As usual, I will first run synthetic benchmarks.
SiSoftware Sandra 2004 measures the overall performance of the system as well as that of each of its subsystems, while PCMark 2004 benchmarks the computer performance in office and multimedia applications and also produces performance scores for the main subsystems (CPU, memory, graphical, and disk subsystem).
The CPU tests from SiSoftware Sandra 2005 show an almost twofold advantage of the dual-core processor over the Intel Core Solo. There is also a considerable difference between the notebooks in the graphics tests: the ASUS A6Q00Jc011 has a weaker graphics core than the ASUS V6X00J011 (GeForce Go 7300 against GeForce Go 7400). The worse results of the reviewed notebook in the disk subsystem tests are due to its having a HDD with a lower spindle rotation speed. The results of the CPU tests drop nearly by two times when the notebooks work on their batteries because they both reduce their CPU frequency to 1GHz to save power.

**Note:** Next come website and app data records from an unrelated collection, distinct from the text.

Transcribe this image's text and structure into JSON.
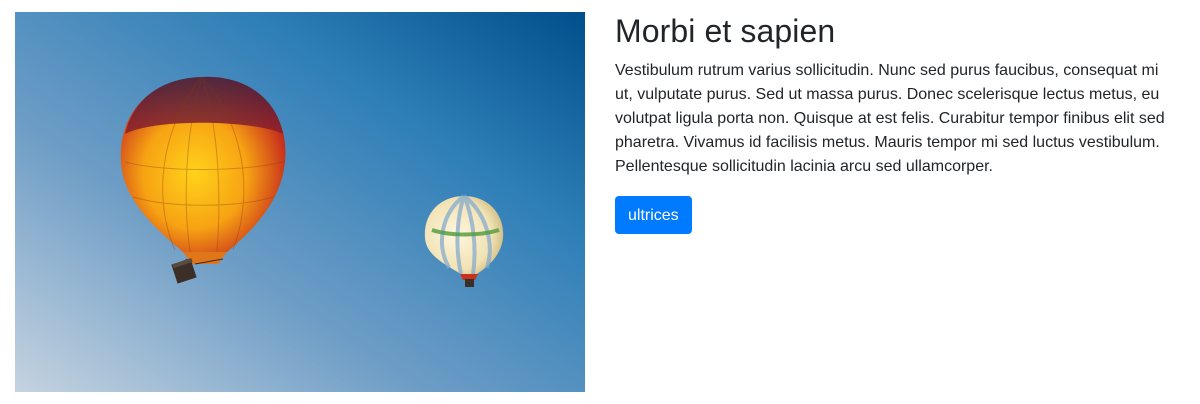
{
  "card": {
    "image_alt": "Two hot air balloons in a blue sky",
    "title": "Morbi et sapien",
    "body": "Vestibulum rutrum varius sollicitudin. Nunc sed purus faucibus, consequat mi ut, vulputate purus. Sed ut massa purus. Donec scelerisque lectus metus, eu volutpat ligula porta non. Quisque at est felis. Curabitur tempor finibus elit sed pharetra. Vivamus id facilisis metus. Mauris tempor mi sed luctus vestibulum. Pellentesque sollicitudin lacinia arcu sed ullamcorper.",
    "button_label": "ultrices"
  },
  "colors": {
    "button_bg": "#007bff",
    "text": "#212529",
    "sky_top": "#00508a",
    "sky_bottom": "#c9d6e2"
  }
}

The Business Winstone 2004 test runs scripts of the following real-life office applications, several scripts at a time to simulate multi-tasking: Internet Explorer, Outlook, Word, Excel, Access, Project, PowerPoint, FrontPage, WinZip, and Norton AntiVirus Professional Edition.
The Multimedia Content Creation Winstone 2004 test determines the performance of a computer in the following multimedia applications: Windows Media Encoder, Adobe Photoshop and Adobe Premiere, NewTek LightWave 3D, Steinberg WaveLab, Micromedia Dreamweaver MX, and Micromedia Director MX.
The latest program versions were used, adapted specifically for dual-core processors. The results are presented in the following table and diagrams:
It is the CPU that largely determines the outcome of the Winstone tests, but multithreading is not used. That’s why the notebooks have similar results (the more complex Core Duo processor is even a little slower in this test). When the notebooks work on their batteries, their results are lower proportionally to the CPU frequency drop.